> Work to be completed
For the data below, say how many lines contain "podání". Only the number should be given.

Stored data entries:
BEGIN

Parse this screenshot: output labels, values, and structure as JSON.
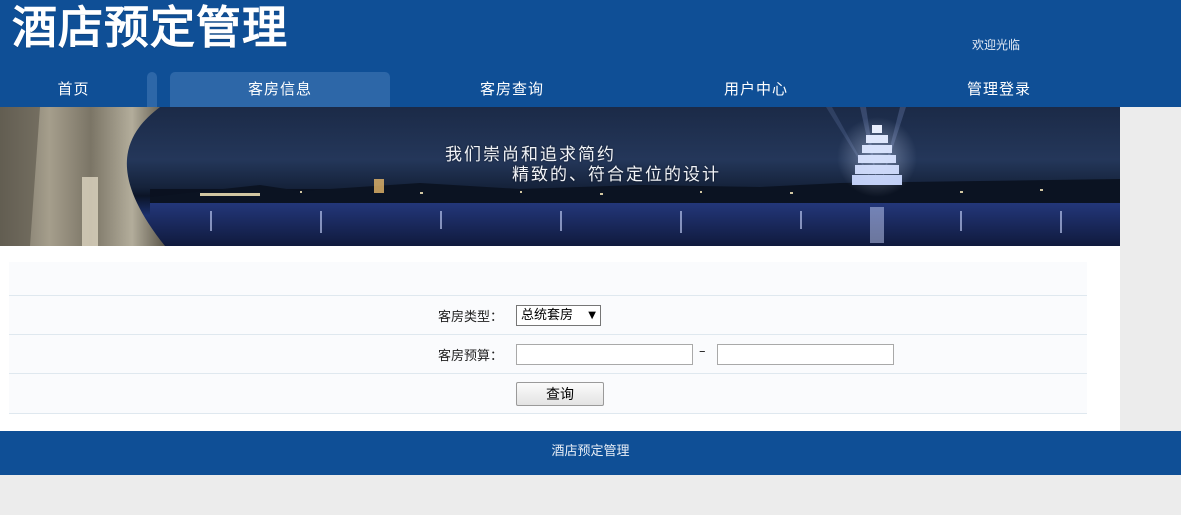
{
  "header": {
    "site_title": "酒店预定管理",
    "welcome": "欢迎光临"
  },
  "nav": {
    "items": [
      {
        "label": "首页"
      },
      {
        "label": "客房信息"
      },
      {
        "label": "客房查询"
      },
      {
        "label": "用户中心"
      },
      {
        "label": "管理登录"
      }
    ],
    "active_index": 1
  },
  "banner": {
    "line1": "我们崇尚和追求简约",
    "line2": "精致的、符合定位的设计"
  },
  "form": {
    "room_type_label": "客房类型：",
    "room_type_selected": "总统套房",
    "budget_label": "客房预算：",
    "budget_min_value": "",
    "budget_max_value": "",
    "range_separator": "–",
    "query_button_label": "查询"
  },
  "footer": {
    "text": "酒店预定管理"
  },
  "colors": {
    "brand_blue": "#0f4f96",
    "nav_active": "#2d67a8"
  }
}
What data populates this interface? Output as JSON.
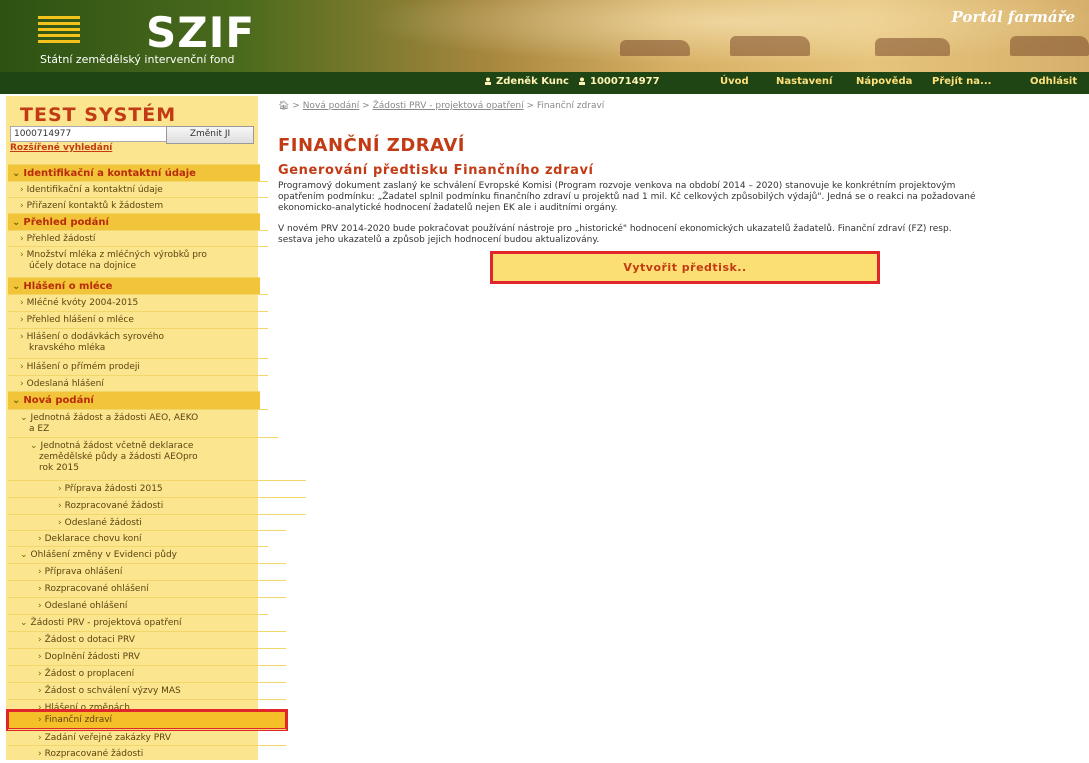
{
  "header": {
    "logo_text": "SZIF",
    "logo_subtitle": "Státní zemědělský intervenční fond",
    "portal_title": "Portál farmáře"
  },
  "topnav": {
    "user_name": "Zdeněk Kunc",
    "client_id": "1000714977",
    "items": [
      "Úvod",
      "Nastavení",
      "Nápověda",
      "Přejít na...",
      "Odhlásit"
    ]
  },
  "sidebar": {
    "system_title": "TEST SYSTÉM",
    "id_value": "1000714977",
    "change_button": "Změnit JI",
    "advanced_search": "Rozšířené vyhledání",
    "items": [
      {
        "label": "Identifikační a kontaktní údaje"
      },
      {
        "label": "Identifikační a kontaktní údaje"
      },
      {
        "label": "Přiřazení kontaktů k žádostem"
      },
      {
        "label": "Přehled podání"
      },
      {
        "label": "Přehled žádostí"
      },
      {
        "label": "Množství mléka z mléčných výrobků pro"
      },
      {
        "label": "účely dotace na dojnice"
      },
      {
        "label": "Hlášení o mléce"
      },
      {
        "label": "Mléčné kvóty 2004-2015"
      },
      {
        "label": "Přehled hlášení o mléce"
      },
      {
        "label": "Hlášení o dodávkách syrového"
      },
      {
        "label": "kravského mléka"
      },
      {
        "label": "Hlášení o přímém prodeji"
      },
      {
        "label": "Odeslaná hlášení"
      },
      {
        "label": "Nová podání"
      },
      {
        "label": "Jednotná žádost a žádosti AEO, AEKO"
      },
      {
        "label": "a EZ"
      },
      {
        "label": "Jednotná žádost včetně deklarace"
      },
      {
        "label": "zemědělské půdy a žádosti AEOpro"
      },
      {
        "label": "rok 2015"
      },
      {
        "label": "Příprava žádosti 2015"
      },
      {
        "label": "Rozpracované žádosti"
      },
      {
        "label": "Odeslané žádosti"
      },
      {
        "label": "Deklarace chovu koní"
      },
      {
        "label": "Ohlášení změny v Evidenci půdy"
      },
      {
        "label": "Příprava ohlášení"
      },
      {
        "label": "Rozpracované ohlášení"
      },
      {
        "label": "Odeslané ohlášení"
      },
      {
        "label": "Žádosti PRV - projektová opatření"
      },
      {
        "label": "Žádost o dotaci PRV"
      },
      {
        "label": "Doplnění žádosti PRV"
      },
      {
        "label": "Žádost o proplacení"
      },
      {
        "label": "Žádost o schválení výzvy MAS"
      },
      {
        "label": "Hlášení o změnách"
      },
      {
        "label": "Finanční zdraví"
      },
      {
        "label": "Zadání veřejné zakázky PRV"
      },
      {
        "label": "Rozpracované žádosti"
      }
    ]
  },
  "breadcrumb": {
    "items": [
      "Nová podání",
      "Žádosti PRV - projektová opatření"
    ],
    "current": "Finanční zdraví"
  },
  "main": {
    "title": "FINANČNÍ ZDRAVÍ",
    "subtitle": "Generování předtisku Finančního zdraví",
    "para1_line1": "Programový dokument zaslaný ke schválení Evropské Komisi (Program rozvoje venkova na období 2014 – 2020) stanovuje ke konkrétním projektovým",
    "para1_line2": "opatřením podmínku: „Žadatel splnil podmínku finančního zdraví u projektů nad 1 mil. Kč celkových způsobilých výdajů\". Jedná se o reakci na požadované",
    "para1_line3": "ekonomicko-analytické hodnocení žadatelů nejen EK ale i auditními orgány.",
    "para2_line1": "V novém PRV 2014-2020 bude pokračovat používání nástroje pro „historické\" hodnocení ekonomických ukazatelů žadatelů. Finanční zdraví (FZ) resp.",
    "para2_line2": "sestava jeho ukazatelů a způsob jejich hodnocení budou aktualizovány.",
    "create_button": "Vytvořit předtisk.."
  }
}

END

> Exercise response
3